# Electric Circuits - Mission EC11 Detailed Help

 Three resistors are connected to a 30-Volt power supply to form a combination circuit. Two of the resistors (R1 and R2) are connected in parallel branches while the third resistor (R3) is connected outside the branches. Determine the equivalent resistance and the current through each resistor. Enter your answers to the third decimal place.
 Definition of a Combination Circuit: A combination circuit is a circuit in which there are both series and parallel connections. Some of the resistors are connected in parallel to each other and the remaining resistors are connected in series to each other and in series to the parallel section.
 Often times, success in physics demands that you have the proper approach - a good game plan. The following strategy should serve you well: Determine the equivalent resistance of the parallel section of the circuit. If necessary, see Formula Frenzy section. Once you have determined the equivalent resistance of the branched (parallel) section, you can imagine that section being removed from the circuit and being replaced by a single resistor of that resistance. Use this concept to determine the equivalent resistance of the entire circuit (which has now been transformed by your mind into a series circuit). See Formula Frenzy section. Determine the current in the battery using the equivalent resistance of the entire circuit and the battery voltage. The relationship is     Ibattery= ∆Vbattery/Req. The current at the battery location is the same as the current at the resistor outside of the branches (I3). With I3 and R3 known, you can calculate ∆V3. You will need to know ∆V3 in order to calculate the voltage drop across the branches. Record the ∆V3 and the ∆Vbranches to several decimal places (to avoid severe rounding). Refer to the Know the Law section. Use the resistance of each branch resistor and the ∆Vbranches to determine the current in the two branch resistors.
 The equivalent resistance of a section of parallel connected resistors (R1 and R2) can be calculated using the equation       1/Req= 1/R1+ 1/R2+ ... The equivalent resistance of a section of series connected resistors (R3 and R4) can be calculated using the equation       Req= R3+ R4+ ...
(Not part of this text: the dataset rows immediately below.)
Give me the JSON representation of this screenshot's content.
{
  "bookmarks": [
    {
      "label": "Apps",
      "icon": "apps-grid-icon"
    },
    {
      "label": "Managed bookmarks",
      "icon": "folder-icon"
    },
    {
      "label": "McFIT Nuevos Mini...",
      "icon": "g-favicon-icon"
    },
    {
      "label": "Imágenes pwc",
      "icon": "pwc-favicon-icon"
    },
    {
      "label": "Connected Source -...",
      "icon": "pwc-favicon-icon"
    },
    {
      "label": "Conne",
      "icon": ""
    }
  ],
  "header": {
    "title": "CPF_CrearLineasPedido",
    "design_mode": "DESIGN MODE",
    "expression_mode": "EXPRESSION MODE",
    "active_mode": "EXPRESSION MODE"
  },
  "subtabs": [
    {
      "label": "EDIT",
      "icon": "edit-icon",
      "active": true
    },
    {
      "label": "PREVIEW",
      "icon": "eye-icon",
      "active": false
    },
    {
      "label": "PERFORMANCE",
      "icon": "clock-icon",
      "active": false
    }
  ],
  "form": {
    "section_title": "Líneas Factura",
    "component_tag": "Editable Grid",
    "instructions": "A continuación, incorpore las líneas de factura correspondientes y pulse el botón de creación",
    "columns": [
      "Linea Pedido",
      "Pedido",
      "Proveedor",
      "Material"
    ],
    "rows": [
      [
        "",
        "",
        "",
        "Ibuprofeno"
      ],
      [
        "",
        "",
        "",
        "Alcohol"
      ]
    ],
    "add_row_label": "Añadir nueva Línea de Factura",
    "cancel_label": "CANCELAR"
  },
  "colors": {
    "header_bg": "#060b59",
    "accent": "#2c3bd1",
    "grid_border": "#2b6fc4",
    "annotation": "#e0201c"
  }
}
 Voltage Drops in a Combination Circuit: Charge gains energy (and electric potential) in the battery and loses energy (and electric potential) in the external circuit. The amount of electric potential gain in the battery is equal to the amount of loss in the external circuit. For combination circuits, this loss occurs in a stepwise fashion as the charge passes through each resistor. A single charge only passes through one of the resistors in a parallel branch. Thus, the voltage drop across either one of the parallel resistors plus the sum of the voltage drops across each series resistor is equal to the voltage rating of the battery. The voltage drop across an individual resistor within a series circuit can be determined from the resistance of the resistor and the current through the circuit. For example: ∆V1= I1•R1          ∆V2= I2•R2          ∆V3= I3•R3